Could you count the lines in the data that contain "JSON"? Reply with the number only.

(Interface dataset entries)
============
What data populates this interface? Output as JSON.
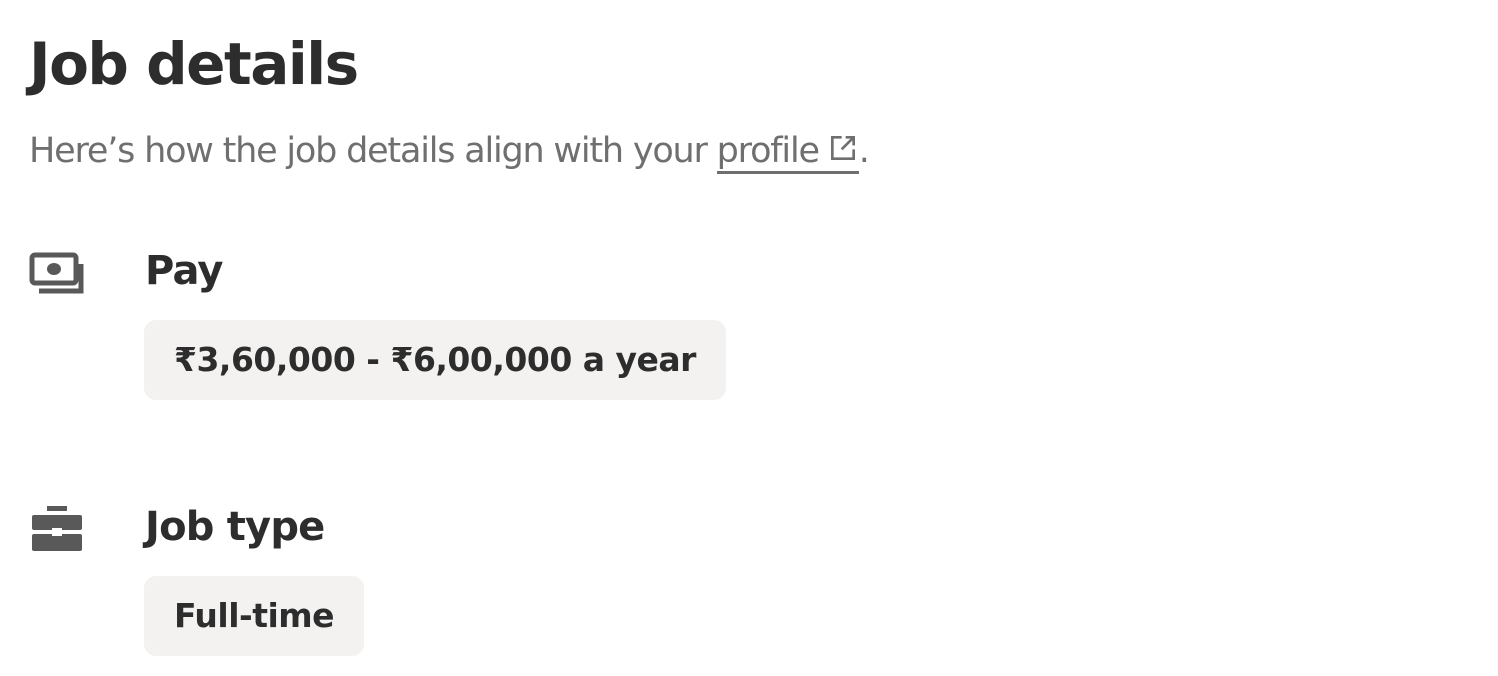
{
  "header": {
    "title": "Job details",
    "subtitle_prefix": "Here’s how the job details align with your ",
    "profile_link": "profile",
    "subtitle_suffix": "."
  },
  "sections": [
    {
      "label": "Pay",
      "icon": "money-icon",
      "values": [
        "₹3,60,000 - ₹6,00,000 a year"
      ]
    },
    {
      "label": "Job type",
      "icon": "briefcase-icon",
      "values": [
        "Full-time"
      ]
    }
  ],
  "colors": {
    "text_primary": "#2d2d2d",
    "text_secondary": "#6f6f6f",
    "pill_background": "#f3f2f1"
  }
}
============
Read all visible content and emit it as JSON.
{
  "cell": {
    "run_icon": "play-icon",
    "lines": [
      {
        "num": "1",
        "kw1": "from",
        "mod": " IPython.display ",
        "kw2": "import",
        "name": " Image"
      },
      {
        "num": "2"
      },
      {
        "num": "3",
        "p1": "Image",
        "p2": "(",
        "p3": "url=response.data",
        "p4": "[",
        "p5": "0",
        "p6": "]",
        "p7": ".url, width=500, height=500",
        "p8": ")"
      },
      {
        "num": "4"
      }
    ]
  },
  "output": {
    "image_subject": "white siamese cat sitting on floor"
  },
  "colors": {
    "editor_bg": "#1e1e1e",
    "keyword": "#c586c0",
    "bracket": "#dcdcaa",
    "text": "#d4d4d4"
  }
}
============
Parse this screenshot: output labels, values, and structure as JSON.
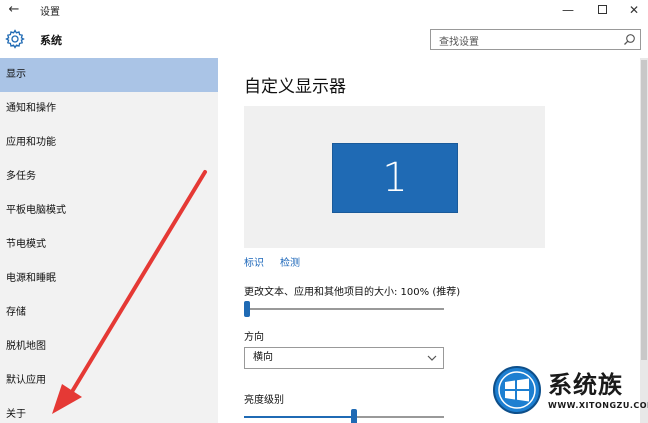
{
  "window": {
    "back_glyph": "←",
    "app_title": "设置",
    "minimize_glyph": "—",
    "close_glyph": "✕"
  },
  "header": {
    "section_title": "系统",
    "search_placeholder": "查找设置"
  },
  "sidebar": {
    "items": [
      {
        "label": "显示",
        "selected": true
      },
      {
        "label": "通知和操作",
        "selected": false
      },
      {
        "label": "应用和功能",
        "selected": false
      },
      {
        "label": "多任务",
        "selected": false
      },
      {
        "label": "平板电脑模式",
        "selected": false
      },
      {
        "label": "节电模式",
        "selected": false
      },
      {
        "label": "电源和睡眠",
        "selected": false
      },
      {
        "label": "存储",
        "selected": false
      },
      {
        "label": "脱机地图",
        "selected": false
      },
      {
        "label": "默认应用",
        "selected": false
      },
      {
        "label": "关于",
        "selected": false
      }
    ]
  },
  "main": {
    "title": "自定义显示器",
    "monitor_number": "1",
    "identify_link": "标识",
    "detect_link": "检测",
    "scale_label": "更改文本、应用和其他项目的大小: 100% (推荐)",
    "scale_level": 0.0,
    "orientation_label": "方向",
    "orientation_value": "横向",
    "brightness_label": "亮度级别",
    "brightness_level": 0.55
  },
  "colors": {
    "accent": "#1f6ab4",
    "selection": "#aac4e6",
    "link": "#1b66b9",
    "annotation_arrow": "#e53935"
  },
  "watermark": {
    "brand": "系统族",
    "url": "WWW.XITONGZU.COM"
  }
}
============
COMPLETED EXERCISE
3